Shtirbul considers that a significant number of the 140,000 revolutionary combatants in Siberia were under anarchist influence. Like the Makhnovist detachments who contributed in a decisive fashion to the defeat of the White general Denikin in the Ukraine, the Siberian anarchist partisans (Novoselov and Rogov) contributed to the pushing back of Kolchak, From a strictly military point of view, the support of the anarchists in the struggle against the Whites was indispensable. This explains why, despite orders from Moscow, there were severe problems with the crushing of Siberian anarchism, as local Bolsheviks regarded the anarchists as honest revolutionaries."

Mp3 player to buy

I don't like or own any mobile phone. For a few brief weeks I used one when I lived in London, and was staying in different beds each night, but I was happy the day I realised I'd lost it.

However, I thought for arranging things in Russia/Siberia it might come in handy.
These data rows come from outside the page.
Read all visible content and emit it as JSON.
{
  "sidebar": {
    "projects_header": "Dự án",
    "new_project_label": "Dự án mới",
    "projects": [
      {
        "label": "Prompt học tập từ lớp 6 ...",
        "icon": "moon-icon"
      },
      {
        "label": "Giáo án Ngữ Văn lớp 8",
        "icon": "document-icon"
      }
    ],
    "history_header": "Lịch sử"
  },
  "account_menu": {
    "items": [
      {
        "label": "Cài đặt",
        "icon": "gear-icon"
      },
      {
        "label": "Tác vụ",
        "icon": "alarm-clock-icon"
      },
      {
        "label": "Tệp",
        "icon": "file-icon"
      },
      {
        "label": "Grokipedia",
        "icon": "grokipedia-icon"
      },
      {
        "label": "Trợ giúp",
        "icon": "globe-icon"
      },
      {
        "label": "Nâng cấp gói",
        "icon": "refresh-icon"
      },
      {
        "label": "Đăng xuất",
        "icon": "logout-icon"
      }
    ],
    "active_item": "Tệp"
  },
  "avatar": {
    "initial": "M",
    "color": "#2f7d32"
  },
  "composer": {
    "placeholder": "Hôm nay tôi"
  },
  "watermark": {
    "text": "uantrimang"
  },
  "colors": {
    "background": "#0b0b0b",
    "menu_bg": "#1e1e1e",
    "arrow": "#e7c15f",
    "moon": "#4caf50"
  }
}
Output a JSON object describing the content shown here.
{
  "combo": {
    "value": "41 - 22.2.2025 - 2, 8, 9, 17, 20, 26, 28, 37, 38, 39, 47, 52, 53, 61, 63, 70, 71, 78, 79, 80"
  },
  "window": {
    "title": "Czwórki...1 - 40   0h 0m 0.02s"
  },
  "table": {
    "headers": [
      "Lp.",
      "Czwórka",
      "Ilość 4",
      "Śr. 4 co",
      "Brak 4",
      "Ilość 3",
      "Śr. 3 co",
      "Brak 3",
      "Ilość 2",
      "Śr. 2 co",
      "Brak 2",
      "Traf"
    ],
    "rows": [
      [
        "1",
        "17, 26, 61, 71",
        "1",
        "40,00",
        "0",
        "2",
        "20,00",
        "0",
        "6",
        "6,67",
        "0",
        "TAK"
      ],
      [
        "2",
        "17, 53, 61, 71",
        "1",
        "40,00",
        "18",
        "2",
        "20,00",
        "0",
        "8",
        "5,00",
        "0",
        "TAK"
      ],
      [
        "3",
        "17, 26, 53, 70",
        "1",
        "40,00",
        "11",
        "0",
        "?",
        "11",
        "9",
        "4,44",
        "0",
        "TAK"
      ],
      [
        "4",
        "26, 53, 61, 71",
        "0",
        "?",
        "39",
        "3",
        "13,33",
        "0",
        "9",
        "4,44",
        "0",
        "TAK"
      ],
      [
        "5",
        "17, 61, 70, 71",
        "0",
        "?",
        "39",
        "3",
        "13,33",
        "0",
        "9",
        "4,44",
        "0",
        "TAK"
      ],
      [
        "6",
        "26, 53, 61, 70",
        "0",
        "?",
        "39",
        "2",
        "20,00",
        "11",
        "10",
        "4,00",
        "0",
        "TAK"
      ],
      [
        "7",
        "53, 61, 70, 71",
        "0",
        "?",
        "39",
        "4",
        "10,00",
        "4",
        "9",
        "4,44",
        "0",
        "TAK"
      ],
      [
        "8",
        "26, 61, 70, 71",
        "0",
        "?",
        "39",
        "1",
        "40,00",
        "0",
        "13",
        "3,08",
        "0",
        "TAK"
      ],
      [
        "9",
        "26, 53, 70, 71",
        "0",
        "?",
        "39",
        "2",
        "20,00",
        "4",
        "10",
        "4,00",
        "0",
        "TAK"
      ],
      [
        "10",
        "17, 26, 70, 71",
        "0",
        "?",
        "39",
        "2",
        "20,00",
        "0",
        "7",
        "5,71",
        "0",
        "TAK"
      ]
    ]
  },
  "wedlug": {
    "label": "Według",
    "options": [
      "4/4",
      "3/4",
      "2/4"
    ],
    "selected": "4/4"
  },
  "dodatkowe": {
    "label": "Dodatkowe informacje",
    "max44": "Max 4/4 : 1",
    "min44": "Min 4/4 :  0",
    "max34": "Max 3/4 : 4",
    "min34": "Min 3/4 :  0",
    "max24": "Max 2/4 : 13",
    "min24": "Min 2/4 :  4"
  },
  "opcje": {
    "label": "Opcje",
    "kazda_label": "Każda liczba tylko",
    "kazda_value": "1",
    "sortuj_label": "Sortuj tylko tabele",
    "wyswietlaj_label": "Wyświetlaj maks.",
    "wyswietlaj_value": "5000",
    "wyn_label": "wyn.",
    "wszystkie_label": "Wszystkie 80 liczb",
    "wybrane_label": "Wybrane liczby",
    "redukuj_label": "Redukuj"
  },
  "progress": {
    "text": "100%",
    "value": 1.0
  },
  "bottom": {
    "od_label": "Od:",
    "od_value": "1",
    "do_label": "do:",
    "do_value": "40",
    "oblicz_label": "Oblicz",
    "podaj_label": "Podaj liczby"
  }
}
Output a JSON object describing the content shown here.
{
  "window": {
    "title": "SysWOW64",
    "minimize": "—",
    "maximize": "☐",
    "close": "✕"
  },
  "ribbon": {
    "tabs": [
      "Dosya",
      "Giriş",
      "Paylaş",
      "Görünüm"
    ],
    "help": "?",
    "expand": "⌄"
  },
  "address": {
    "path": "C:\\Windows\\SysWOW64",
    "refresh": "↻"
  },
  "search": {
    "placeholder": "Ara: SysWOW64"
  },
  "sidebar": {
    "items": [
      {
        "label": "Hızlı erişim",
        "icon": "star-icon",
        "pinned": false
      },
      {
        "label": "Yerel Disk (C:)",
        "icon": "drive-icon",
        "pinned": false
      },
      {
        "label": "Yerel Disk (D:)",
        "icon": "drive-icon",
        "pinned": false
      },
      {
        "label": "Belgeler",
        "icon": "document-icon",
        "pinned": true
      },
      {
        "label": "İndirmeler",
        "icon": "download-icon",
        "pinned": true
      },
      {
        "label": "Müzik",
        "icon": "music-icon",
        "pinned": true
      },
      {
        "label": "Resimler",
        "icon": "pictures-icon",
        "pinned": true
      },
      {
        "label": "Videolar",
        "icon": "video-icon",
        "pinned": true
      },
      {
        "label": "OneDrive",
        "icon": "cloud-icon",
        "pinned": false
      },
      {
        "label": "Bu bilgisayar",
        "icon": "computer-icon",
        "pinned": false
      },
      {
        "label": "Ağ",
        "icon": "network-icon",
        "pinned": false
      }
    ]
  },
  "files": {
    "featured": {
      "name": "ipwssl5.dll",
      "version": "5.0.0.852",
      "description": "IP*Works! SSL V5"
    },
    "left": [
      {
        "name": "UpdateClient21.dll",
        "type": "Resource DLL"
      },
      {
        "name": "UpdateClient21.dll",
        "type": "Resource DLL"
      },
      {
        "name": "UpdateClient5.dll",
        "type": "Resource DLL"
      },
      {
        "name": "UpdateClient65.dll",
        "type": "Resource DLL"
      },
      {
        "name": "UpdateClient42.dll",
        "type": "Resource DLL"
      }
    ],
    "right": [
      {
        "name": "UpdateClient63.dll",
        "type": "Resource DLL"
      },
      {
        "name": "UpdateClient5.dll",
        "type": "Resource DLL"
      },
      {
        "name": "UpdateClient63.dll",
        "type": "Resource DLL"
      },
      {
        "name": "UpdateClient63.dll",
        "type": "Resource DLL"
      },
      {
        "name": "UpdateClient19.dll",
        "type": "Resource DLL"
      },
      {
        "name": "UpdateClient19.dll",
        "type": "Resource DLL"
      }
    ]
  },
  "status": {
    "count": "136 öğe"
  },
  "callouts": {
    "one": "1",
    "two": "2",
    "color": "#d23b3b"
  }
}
Plus texts from friends might make me feel less lonely, and also I figure I should have something to give away if I'm mugged/robbed. There's no point having nothing nickable if they then decide 'it'd better be your passport then'.

I will take my digital camera, I think. And also I've decided today that getting a v.small mp3 player would be good for the neverending journeys & snoring carriage-mates. It's also another thing to accept being stolen/exchanged/used as a bribe-in-need. As I've not had one before, I shouldn't mind it once it's gone.

And the bonus thing about it is it lets me spend hours choosing favourite tracks to evoke old times/ to go well with train journeys/ to represent and remind me of different sides of my life. And it doesn't depend upon radio reception or mobile phone reception like a phone would. And it will leave me with my awareness/interaction with my surroundings intact, unlike a mobile which creates a self-centred blockage.

One problem is that I have no money at the moment. I'm £1000 into my £1200 overdraft with £200 to pay for my next zine printing. So I need to arrange a meeting with the bank to get a credit card and/or loan. And in the meantime I'm trying to save money on some things in order to pay for the things I want to (like the £40 worth of books about russia/siberia/anarchism I've sent off for today).

Making my scrapbook & reading the NME today - listening to the highlighted bands - was enjoyable, and kind've informs my decision.